Graduating high school, leaving Louisiana, arriving at college in the northeast, and vowing to study science, any lingering thoughts of "Hurrying" quickly faded; and while science proved to be interesting, once allowed the freedom to choose any course, my attention became increasingly occupied with the guilty pleasures of making Art.
At the beginning of my junior year at Brown, moving into an off-campus house, hauling boxes from storage, including a bulky portfolio stuffed with figure studies from a freshman drawing class, having opened the portfolio and looked in astonishment at the drawings inside, and noticing the onrush of pride, embarrassment, and meaning these drawings evoked, for the first time I felt art facilitate insight on many levels simultaneously.
We formed a circle around a naked girl, about 15 students, standing behind our easels, three mornings a week, big sheets of drawing paper, Ebony pencils, conti crayons, kneaded erasers, and tortillions; sketching various poses.
My nineteen year old, southern, male, ego was imperiled by my lack of talent in figure drawing; my fear of being exposed equaling the degree to which the model was exposed.
I found a way to get through it. At the end of the semester I had plenty of work and, reluctant to throw it away, I stuffed everything into a portfolio and put it in storage for the summer.
In the fall I opened the box of figure drawings and I didn't see a figure. I saw my self reflected in the tentative lines and disproportionate shapes. What I saw in the drawings was a portrait of the person who made the drawings. When I draw I reveal myself in ways that I don't know and that I can't know in that moment.

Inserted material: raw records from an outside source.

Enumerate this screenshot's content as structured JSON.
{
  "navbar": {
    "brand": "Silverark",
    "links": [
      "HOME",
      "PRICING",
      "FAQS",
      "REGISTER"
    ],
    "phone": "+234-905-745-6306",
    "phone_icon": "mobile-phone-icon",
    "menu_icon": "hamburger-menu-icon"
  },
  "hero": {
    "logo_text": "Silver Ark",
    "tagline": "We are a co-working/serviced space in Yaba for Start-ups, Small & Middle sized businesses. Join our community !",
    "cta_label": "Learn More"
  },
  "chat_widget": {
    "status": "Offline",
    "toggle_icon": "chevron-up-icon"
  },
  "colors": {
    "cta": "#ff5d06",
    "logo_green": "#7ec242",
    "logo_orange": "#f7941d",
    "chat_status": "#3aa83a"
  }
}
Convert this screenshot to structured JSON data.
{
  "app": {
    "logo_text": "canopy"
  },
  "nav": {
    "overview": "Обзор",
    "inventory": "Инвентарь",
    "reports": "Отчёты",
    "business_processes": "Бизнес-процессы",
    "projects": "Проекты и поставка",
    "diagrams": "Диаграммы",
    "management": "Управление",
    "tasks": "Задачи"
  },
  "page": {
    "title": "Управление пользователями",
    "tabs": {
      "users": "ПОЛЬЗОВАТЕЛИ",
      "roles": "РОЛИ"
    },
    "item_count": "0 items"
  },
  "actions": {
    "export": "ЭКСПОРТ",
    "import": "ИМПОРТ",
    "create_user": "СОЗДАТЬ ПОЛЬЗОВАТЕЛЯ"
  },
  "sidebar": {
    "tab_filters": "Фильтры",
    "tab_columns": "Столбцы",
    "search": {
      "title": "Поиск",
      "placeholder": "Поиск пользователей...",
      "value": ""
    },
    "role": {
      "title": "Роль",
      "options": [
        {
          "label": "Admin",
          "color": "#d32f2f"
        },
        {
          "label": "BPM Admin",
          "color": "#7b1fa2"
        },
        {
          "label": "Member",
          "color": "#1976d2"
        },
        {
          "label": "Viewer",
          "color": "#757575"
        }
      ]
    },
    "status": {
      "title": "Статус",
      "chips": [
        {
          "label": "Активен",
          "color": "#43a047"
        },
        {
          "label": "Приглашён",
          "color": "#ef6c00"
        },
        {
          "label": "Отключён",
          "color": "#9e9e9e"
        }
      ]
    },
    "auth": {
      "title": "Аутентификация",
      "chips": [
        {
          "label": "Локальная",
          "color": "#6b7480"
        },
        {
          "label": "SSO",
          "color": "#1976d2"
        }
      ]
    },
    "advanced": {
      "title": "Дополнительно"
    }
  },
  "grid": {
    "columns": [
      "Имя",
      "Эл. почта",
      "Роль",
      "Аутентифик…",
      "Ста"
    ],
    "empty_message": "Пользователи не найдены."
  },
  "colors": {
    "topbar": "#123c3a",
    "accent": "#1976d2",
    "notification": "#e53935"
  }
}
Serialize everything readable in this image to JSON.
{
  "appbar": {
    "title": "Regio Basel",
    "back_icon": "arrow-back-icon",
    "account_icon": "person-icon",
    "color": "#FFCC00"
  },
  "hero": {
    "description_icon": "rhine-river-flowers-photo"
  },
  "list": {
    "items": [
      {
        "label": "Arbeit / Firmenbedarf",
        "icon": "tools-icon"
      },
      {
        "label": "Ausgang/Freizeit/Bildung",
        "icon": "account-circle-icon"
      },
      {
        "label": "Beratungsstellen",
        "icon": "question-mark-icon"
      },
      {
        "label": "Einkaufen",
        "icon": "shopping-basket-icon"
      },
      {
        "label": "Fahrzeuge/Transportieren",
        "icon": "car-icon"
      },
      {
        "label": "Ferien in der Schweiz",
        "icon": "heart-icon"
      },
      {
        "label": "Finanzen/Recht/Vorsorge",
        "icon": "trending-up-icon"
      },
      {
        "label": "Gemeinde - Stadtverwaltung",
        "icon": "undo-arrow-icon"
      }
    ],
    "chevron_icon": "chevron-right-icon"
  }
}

What has become clear for me as an artist, seeing my work over longer and longer periods of time, is that any meaning a work conveys, any energy that a work transmits to viewers, doesn't happen through what is depicted; subject and materials are secondary to the artist's state of mind.
Having seen how my mental states were hidden in the marks of my drawings, I used every opportunity to observe and study first hand the relationship of mind to making. I was 22 years old and impatient; I made my drawings in extremes of anger, depression, and non-ordinary states because they felt real, the reflections more pure, and 'who I was' seemed more apparent. Imagine a mirror, unerring but delayed in time, that revealed so much. How would you pose in front of it?
I'm still thinking about how lines can reveal information about an artist's state of mind; information that even the artist can't know at the time the lines are drawn.
Thrilled with my discovery of drawing's ability to encode multiple meanings, finding that my drawings held secret messages, messages that revealed themselves to me in their own time, I hid myself away, practicing in the late nights of my mid-twenties, on computer and paper, marking shit up and seeing what resulted.
I was learning to see on two levels; the immediate short read, i.e. what the drawing is 'about', and later the long read; a more fleeting feeling where the reality of the work is discerned.
The best example I can give of how these two levels operate simultaneously was the time I tried to merge them, to understand both levels at once, and the immediate and lasting impression was recursive; the artwork that resulted was about my effort understand what I was making.
|After working on the new piece all day I don't think I could be any more certain of 'drawing reflects the state of mind'.|
|For those keeping score at home, the large work that I began carving on June 3rd and described here, is now competed. A three month operation; but finished faster than the last one. Now that the production process for these large works is better understood, I will see if I can make multiple new pieces at the same time.|
|My motivation to write seems to be on summer vacation.|